- You see a property advertised for £100,000 and conclude that is it's true market value.
- You beat the vendor down into agreeing a selling price of £75,000.
In the legal version you borrow a small deposit from a relative or bank and:
- Put down the deposit (e.g. £7500 at 10% of £75,000)
- Get a mortgage with no extended tie in period.
- Immediately on completion you remortgage and get the deposit back to pay off your loan, plus maybe enough to put your next deposit down.
In the illegal version you require the use of a corrupt solicitor:
- The sale is put through at £100,000.
- The surveyors agree the value.
- Your bent solicitor makes out a deposit has been paid.
- The mortgage company lends £75,000 which is given to the vendor.
The 'latest thing' in no money down is 'rent to rent', 'let to let' etc, In this the landlord doesn't own the property and therefore doesn't get any capital appreciation, but has pretty much no risk either. It works as follows:
- Find someone willing to rent out their property (in other words an existing or potential landlord)
- Offer them the market rent, guaranteed.

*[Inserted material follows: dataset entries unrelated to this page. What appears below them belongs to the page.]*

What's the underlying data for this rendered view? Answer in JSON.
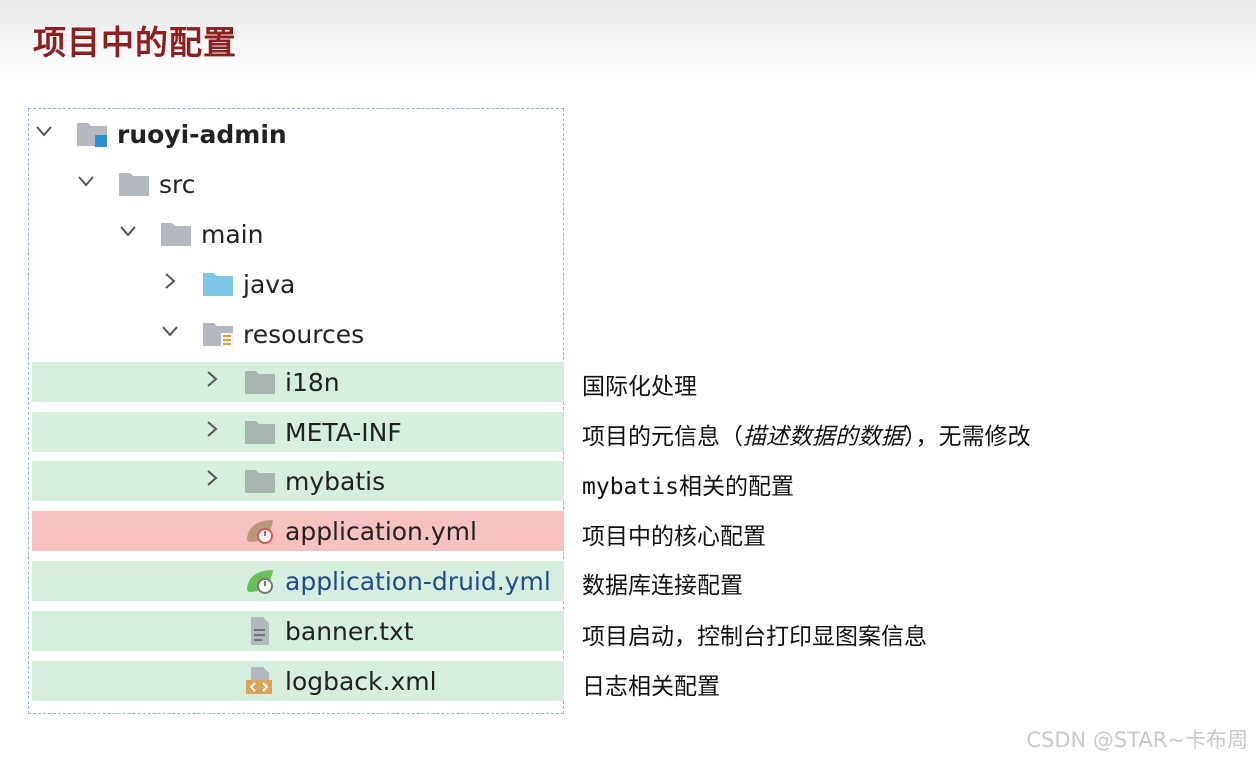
{
  "title": "项目中的配置",
  "tree": {
    "root": "ruoyi-admin",
    "src": "src",
    "main": "main",
    "java": "java",
    "resources": "resources",
    "i18n": "i18n",
    "meta_inf": "META-INF",
    "mybatis": "mybatis",
    "application_yml": "application.yml",
    "application_druid_yml": "application-druid.yml",
    "banner_txt": "banner.txt",
    "logback_xml": "logback.xml"
  },
  "notes": {
    "i18n": "国际化处理",
    "meta_inf_pre": "项目的元信息（",
    "meta_inf_em": "描述数据的数据",
    "meta_inf_post": "），无需修改",
    "mybatis_mono": "mybatis",
    "mybatis_rest": "相关的配置",
    "application_yml": "项目中的核心配置",
    "application_druid_yml": "数据库连接配置",
    "banner_txt": "项目启动，控制台打印显图案信息",
    "logback_xml": "日志相关配置"
  },
  "colors": {
    "title": "#8c1f1f",
    "row_highlight": "#d5eedd",
    "core_config_highlight": "#f8c2c2",
    "link_text": "#1f4c8f"
  },
  "icons": {
    "chevron_open": "chevron-down-icon",
    "chevron_closed": "chevron-right-icon",
    "module_folder": "module-folder-icon",
    "folder": "folder-icon",
    "source_folder": "source-folder-icon",
    "resources_folder": "resources-folder-icon",
    "spring_config": "spring-config-icon",
    "text_file": "text-file-icon",
    "xml_file": "xml-file-icon"
  },
  "watermark": "CSDN @STAR~卡布周"
}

- Enter into a contract with them, at which point you become the landlord and they your superior landlord.
- Sublet the property at above the normal market rent - usually done by turning reception rooms into extra bedrooms and renting the property room by room.
The difficulties in each version should be obvious, although this doesn't make any of the schemes unworkable. Firstly finding below market value properties. This is normally done by:
- Mass leafleting in suitable areas to find distressed sellers.
- Recruit friendly estate agents to flag up people needing to sell quickly.
- Advertising as a 'we buy any house' company.
Secondly locating a corrupt solicitor. I've never done it but I presume it's about networking.
Thirdly finding landlords to make your rent-to-rent offers to. This shouldn't be too hard, as landlords tend to make it known when they have empty properties by advertising them in various media. Even letting agents working on behalf of landlords might be interested in the rent-to-rent offer of having guaranteed rent for no work on their behalf.
However the downside is all the bad publicity that rent-to-rent has generated. It's not common knowledge that a lot of people doing it are complete chancers so landlords are understandably more cautious.